Having recently endorsed the general usefulness of the all-day-even-Sunday kitchen at the frightfully overdecorated 11ème épicerie-à-manger Jeanne A, I must now offer the following enormous caveat: wine is available from magnum only.
I adore magnums as much as any wine geek. But all magnums, all the time is kind of like the attractive girlfriend who surprises and dismays you by insisting, everytime you sleep together, that her six attractive friends also join you in the twin bed. "This is fine!" you cry. "Just not every night!"
My friends and I discovered the mag policy when we popped in for what was meant to be a quick dinner Sunday evening. It was the last night of fashion week, half of us had worked showrooms all day, and we all had a magazine party to get to. Imagine our perplexed, crestfallen faces then, when it became clear that if we wanted to have a drink with our poulet rôti we had to, you know, really drink.
It is just a good thing there were six of us. And that there was an appealing, if somewhat overpriced, mag of 2007 Domaine Huet "Le Mont " Vouvray available. We did what we had to do.
I've posted about legendary biodynamic Loire estate Domaine Huet before, and many more professional wine writers have profiled their wines unto the end of the earth, such that I'm inclined to believe that if aliens were to land a billion years from now they would find only the remains of tasting notes of bygone Vouvray. It doesn't seem necessary to repeat much here, save to say that their wines are reliably superb, and this 2007 "Le Mont" Vouvray, one of their more accessible dry crus, was no exception. The nose was mineral dabbed with honey, and every sip after was like a broad, rocky river down which a flotilla of crisp green apples are bobbing along on a sunny day in early autumn. It was easy to get carried away.
|Before anyone points out that this is a picture of a standard 750ml bottle, I'll note that a) it's '52 Mouton Rothschild, and b) it's fake. Just a tacky table ornament.|
Unfortunately no wine could be so entrancing as to make me forgive the idiocy of Jeanne A's wine program as it stands right now. At present, if one desires no more than a conventional bottle of wine, the staff offer to decant 750ml from one of the mags on offer. This is a system that could conceivably work in a furiously busy restaurant that served only bright young durable wines. But Jeanne A is often deserted. And there are wines from throughout the 2000's on offer. Imagine dropping 30€ + for what had been saved since the last time anyone ordered 750ml of that particular wine. It would taste like fridge.*

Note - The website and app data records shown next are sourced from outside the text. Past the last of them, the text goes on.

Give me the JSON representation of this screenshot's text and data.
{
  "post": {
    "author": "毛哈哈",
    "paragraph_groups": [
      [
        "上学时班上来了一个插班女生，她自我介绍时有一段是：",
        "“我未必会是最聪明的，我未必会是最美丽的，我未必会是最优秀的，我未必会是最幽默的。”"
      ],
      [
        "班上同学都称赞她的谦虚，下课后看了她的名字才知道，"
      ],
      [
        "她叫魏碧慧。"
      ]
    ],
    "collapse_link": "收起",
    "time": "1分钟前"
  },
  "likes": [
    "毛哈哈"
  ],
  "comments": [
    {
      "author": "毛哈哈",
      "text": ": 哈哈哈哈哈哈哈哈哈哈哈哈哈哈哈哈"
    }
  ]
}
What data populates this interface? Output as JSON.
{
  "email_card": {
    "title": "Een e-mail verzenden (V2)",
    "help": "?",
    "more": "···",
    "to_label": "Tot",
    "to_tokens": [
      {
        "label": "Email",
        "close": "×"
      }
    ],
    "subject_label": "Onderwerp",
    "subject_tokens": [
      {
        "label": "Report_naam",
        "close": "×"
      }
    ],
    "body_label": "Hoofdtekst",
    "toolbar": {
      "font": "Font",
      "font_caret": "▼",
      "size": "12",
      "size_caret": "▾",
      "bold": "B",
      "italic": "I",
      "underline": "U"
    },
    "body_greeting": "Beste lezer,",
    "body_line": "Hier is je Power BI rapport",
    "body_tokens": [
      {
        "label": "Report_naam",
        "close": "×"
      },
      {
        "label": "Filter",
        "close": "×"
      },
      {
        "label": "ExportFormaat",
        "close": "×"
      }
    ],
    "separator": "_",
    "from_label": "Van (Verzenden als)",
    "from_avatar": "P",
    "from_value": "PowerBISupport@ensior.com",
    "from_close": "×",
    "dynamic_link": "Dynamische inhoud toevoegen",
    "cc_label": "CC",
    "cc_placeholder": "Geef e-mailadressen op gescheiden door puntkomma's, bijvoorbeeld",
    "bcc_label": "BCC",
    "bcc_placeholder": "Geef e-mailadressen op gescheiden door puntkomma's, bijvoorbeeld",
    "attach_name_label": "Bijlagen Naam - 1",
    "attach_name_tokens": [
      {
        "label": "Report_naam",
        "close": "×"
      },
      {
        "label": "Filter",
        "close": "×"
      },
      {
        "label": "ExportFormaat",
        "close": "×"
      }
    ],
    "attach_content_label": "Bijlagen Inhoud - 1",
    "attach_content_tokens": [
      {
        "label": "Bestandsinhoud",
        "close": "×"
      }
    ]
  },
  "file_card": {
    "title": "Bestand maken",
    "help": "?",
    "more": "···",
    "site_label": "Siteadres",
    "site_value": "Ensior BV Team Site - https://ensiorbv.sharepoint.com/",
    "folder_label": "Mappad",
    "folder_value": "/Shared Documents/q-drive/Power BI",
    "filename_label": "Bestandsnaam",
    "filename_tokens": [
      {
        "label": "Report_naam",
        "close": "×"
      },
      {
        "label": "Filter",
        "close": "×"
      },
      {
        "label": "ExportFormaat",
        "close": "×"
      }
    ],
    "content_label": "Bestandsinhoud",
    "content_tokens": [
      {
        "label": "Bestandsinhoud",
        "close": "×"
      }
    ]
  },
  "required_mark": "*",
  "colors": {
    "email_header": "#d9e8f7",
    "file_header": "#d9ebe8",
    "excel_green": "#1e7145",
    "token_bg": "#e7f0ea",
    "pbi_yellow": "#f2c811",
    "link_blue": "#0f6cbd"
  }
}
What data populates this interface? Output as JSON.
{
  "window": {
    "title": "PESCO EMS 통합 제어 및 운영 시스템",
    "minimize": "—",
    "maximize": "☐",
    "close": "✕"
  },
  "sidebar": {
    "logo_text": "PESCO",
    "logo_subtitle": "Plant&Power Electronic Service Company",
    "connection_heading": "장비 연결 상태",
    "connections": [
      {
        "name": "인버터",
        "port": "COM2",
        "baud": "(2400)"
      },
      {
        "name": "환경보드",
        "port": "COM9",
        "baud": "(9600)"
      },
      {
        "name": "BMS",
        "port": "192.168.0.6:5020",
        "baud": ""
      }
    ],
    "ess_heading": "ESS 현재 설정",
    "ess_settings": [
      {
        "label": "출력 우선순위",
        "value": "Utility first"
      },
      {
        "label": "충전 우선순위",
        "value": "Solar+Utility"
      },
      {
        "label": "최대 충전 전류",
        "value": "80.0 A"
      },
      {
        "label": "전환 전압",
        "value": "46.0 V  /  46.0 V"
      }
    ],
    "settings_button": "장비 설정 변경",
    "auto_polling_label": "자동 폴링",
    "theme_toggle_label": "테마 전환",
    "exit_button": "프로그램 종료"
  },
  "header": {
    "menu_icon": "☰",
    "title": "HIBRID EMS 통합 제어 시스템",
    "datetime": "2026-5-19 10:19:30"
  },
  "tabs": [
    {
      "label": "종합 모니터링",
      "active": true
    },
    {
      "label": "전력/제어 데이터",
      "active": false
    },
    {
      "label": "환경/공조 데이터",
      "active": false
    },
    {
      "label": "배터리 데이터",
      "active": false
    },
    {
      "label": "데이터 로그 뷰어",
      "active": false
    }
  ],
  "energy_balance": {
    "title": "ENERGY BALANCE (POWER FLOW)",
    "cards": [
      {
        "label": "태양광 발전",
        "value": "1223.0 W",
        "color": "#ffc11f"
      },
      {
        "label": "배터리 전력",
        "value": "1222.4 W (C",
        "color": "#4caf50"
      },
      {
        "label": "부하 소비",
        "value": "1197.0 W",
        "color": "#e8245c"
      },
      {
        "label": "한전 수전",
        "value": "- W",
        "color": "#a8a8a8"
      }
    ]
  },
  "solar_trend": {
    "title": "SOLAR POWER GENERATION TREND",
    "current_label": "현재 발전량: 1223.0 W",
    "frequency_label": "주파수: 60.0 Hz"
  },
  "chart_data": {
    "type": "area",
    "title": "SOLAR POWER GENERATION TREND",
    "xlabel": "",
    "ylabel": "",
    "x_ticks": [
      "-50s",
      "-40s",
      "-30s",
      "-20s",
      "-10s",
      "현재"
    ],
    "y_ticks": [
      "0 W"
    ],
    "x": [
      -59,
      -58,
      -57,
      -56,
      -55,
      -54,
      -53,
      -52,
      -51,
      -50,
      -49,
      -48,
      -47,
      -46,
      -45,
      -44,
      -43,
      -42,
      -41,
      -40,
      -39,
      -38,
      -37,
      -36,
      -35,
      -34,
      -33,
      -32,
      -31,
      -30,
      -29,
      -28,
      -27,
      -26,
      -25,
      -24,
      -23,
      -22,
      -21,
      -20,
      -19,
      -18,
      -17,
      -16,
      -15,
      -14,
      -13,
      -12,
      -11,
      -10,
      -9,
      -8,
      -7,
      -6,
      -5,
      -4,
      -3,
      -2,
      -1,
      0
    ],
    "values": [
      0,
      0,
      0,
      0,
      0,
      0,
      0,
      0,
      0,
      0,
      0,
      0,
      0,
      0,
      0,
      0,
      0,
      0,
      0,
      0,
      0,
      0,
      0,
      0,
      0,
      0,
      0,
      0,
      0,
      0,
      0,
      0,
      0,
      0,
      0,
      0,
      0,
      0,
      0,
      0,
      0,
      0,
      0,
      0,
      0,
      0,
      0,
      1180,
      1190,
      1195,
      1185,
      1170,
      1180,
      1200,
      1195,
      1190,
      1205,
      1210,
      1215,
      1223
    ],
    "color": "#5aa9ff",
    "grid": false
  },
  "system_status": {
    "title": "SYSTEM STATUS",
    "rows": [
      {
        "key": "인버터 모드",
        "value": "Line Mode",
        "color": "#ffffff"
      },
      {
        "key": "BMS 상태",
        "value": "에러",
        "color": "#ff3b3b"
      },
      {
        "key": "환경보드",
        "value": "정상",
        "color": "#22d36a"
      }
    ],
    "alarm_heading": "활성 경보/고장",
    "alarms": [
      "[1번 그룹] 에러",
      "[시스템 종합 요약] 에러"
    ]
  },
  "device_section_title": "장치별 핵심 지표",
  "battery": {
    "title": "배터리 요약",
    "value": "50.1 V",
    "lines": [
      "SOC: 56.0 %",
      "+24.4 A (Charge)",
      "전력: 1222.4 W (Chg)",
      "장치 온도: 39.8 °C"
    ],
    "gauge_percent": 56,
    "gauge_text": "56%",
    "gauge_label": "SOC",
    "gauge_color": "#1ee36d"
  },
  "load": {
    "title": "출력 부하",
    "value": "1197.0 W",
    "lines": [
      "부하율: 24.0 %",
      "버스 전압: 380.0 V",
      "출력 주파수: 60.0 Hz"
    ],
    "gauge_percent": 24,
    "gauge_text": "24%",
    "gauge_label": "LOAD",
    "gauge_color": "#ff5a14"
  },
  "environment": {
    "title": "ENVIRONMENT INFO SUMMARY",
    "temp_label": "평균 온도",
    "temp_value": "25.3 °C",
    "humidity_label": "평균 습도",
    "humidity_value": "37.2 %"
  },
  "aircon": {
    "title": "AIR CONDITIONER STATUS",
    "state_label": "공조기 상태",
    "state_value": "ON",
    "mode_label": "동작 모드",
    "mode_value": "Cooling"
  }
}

It is in the interest of any restaurant serving wine to ensure that bottles get emptied and new ones cracked open at the fastest rate possible. A wine program that relies upon huge bottles remaining half-full of air most of the time is headsmackingly misconceived. I'm not really in the habit of dispensing advice to restaurants, because they are busy crazy places full of unknown exigencies, and who am I to jaw off on what they need or don't need - but c'mon, Jeanne, get with the program.
* It now becomes all too clear why I observed that last glass of wine I had at Jeanne A came from a bottle that had been open a few days.
42 Rue Jean-Pierre Timbaud
Metro: Parmentier or Oberkampf
Tel: 01 43 55 09 49
A blurb on Jeanne A @ TheTelegraph
Rave #1 about Jeanne A @ JohnTalbott
Rave #2 about Jeanne A @ JohnTalbott
An extremely in-depth and evidently very adoring profile of Domaine Huet @ TheWineDoctor (includes tasting notes back to 1949)
An account of the 2008 vintages of Domaine Huet @ Jim'sLoire
Extensive tasting notes on Domaine Huet's wines @ WineAnorak
A profile of Domaine Huet @ RichardKelley
Quedubon, 75019, a terrific place for a touring band and their entourage to pound through a few magnums